As Goldman Sachs grew and expanded it recruited from many different cultures and didn’t seem to understand that while they were gaining great talent and experience, they were also seriously damaging their original culture of excellence and principles.While Goldman Sachs is a big example, the principle of building Pirate Stew cultures happens in all sizes of organizations.
The negative aspects of Pirate Stew cultures can be mitigated with a few simple people processes. Put in place a set of initiatives to help new joiners understand the culture they are joining, the importance of that culture to the success of the firm, and that they will be evaluated against, among other things, how well they fit into the culture and values of the organization. Simple, not costly, and highly effective at maintaining the essence of all that is positive and powerful about your corporate culture.
However, in all my years of consulting I have come across only a handful of organisations who understand the principle of culture and values alignment. And those that do are able to embrace diversity while at the same time maintaining the clarity of purpose and strength of core values that make their culture a business asset. Consider Zappos, the online shoe retailer, who unabashedly promotes the fact that their culture is their number one competitive advantage. Another firm that springs to mind is Nordstrom and their intensive service training programs for all associates, full or part-time.
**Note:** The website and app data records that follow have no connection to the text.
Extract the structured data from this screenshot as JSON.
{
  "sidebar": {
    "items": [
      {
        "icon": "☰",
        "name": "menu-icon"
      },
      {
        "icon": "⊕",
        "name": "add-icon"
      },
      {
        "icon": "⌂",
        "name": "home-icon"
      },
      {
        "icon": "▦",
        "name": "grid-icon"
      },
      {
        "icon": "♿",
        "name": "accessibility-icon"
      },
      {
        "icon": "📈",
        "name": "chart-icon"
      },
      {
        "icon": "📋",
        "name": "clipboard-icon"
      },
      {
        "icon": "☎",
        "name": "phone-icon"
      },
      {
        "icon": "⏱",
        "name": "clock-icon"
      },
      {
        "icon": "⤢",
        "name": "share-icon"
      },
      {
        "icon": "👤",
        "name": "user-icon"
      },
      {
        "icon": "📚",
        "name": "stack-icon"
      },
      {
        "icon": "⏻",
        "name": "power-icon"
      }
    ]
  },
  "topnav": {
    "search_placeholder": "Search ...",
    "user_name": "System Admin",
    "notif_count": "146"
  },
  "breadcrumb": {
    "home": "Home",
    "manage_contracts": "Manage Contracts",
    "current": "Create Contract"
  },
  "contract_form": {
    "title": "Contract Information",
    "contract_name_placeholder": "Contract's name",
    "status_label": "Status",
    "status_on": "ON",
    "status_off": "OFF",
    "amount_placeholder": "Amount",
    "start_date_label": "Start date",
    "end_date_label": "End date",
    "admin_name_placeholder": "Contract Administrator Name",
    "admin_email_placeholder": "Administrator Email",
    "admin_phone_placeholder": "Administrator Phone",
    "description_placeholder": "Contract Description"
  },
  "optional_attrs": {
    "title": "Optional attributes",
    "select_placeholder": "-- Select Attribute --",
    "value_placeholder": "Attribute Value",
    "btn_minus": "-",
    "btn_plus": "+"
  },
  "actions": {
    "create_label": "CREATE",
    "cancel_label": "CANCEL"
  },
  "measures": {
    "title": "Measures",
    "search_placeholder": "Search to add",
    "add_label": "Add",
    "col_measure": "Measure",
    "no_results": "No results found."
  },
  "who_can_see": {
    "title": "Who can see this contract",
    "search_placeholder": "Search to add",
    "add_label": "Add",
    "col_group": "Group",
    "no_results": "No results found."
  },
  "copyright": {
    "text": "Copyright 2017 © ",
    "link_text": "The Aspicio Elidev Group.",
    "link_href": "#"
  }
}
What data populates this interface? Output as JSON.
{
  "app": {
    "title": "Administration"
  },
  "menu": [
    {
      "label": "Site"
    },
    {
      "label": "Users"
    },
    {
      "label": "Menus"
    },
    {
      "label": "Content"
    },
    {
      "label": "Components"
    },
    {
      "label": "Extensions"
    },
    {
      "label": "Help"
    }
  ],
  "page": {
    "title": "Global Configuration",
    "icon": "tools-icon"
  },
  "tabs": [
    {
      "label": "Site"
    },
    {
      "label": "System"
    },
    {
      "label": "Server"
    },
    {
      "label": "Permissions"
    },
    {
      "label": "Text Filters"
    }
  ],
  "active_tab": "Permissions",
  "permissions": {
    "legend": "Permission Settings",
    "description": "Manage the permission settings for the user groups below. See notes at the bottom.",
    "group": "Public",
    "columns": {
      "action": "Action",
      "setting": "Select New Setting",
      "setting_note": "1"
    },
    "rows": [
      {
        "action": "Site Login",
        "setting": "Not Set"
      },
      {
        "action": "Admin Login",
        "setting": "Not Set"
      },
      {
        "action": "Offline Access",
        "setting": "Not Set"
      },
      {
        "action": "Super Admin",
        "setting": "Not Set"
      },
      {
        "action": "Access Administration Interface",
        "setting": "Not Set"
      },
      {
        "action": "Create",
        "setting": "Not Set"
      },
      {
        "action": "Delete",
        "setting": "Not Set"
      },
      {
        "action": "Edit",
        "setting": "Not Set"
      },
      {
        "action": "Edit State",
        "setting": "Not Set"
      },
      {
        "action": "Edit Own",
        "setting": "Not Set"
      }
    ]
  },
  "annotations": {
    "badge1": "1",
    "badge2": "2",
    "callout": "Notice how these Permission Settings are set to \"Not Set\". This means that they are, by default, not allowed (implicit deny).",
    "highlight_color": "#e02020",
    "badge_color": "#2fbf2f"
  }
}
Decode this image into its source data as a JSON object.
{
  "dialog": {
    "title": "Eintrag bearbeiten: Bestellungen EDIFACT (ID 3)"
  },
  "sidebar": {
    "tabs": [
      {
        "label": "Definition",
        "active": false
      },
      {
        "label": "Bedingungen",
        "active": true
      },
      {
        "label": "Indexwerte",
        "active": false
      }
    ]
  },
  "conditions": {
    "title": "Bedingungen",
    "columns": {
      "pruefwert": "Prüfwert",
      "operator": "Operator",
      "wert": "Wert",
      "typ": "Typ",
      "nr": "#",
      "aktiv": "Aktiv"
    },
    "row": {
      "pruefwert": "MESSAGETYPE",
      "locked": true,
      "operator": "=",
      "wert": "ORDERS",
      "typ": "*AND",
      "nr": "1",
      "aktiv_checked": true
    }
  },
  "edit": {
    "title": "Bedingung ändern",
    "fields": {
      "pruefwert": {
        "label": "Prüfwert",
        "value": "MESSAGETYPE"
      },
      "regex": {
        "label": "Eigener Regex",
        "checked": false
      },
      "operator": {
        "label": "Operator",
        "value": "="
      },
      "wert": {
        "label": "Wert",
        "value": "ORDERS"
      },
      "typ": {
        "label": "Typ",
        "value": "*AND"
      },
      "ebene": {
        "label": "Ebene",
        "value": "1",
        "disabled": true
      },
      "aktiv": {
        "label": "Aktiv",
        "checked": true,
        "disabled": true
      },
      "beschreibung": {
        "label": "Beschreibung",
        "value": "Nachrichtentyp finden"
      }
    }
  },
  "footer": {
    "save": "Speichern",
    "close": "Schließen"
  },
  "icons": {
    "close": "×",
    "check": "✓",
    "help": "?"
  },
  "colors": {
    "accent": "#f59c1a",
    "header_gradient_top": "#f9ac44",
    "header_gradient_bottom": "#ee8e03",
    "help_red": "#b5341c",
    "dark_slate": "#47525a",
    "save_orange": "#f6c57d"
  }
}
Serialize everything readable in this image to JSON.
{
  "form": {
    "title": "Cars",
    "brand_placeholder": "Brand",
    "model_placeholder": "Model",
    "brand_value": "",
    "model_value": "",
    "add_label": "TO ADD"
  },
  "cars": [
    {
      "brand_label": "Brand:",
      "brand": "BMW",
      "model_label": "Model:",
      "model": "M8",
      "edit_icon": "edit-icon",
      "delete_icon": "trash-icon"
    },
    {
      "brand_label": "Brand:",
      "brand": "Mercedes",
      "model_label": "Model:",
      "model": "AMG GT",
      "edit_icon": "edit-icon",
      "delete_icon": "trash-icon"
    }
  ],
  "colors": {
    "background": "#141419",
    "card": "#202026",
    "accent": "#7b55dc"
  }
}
How do you make certain all new employees understand your company culture? Is your culture an asset or a liability?
Tight Lines . . .
John R Childress